→ WHAT THE EXERCISE ASKS: Within the listing below, how many lines include the string "color"? Reply with only the number.

→ DATA FOR THIS TASK:
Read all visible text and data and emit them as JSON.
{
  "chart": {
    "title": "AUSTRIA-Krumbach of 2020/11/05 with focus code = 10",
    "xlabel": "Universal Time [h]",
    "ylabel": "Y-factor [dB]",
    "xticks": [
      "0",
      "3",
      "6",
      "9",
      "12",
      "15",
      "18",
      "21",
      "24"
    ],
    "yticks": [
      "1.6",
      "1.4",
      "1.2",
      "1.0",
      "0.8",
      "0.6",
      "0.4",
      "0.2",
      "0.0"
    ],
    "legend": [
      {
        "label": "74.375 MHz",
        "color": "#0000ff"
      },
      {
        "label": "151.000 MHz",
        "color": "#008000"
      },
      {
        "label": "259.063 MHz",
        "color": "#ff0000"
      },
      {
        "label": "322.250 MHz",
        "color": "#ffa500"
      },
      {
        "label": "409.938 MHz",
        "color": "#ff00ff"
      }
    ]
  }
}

→ OUTPUT: 5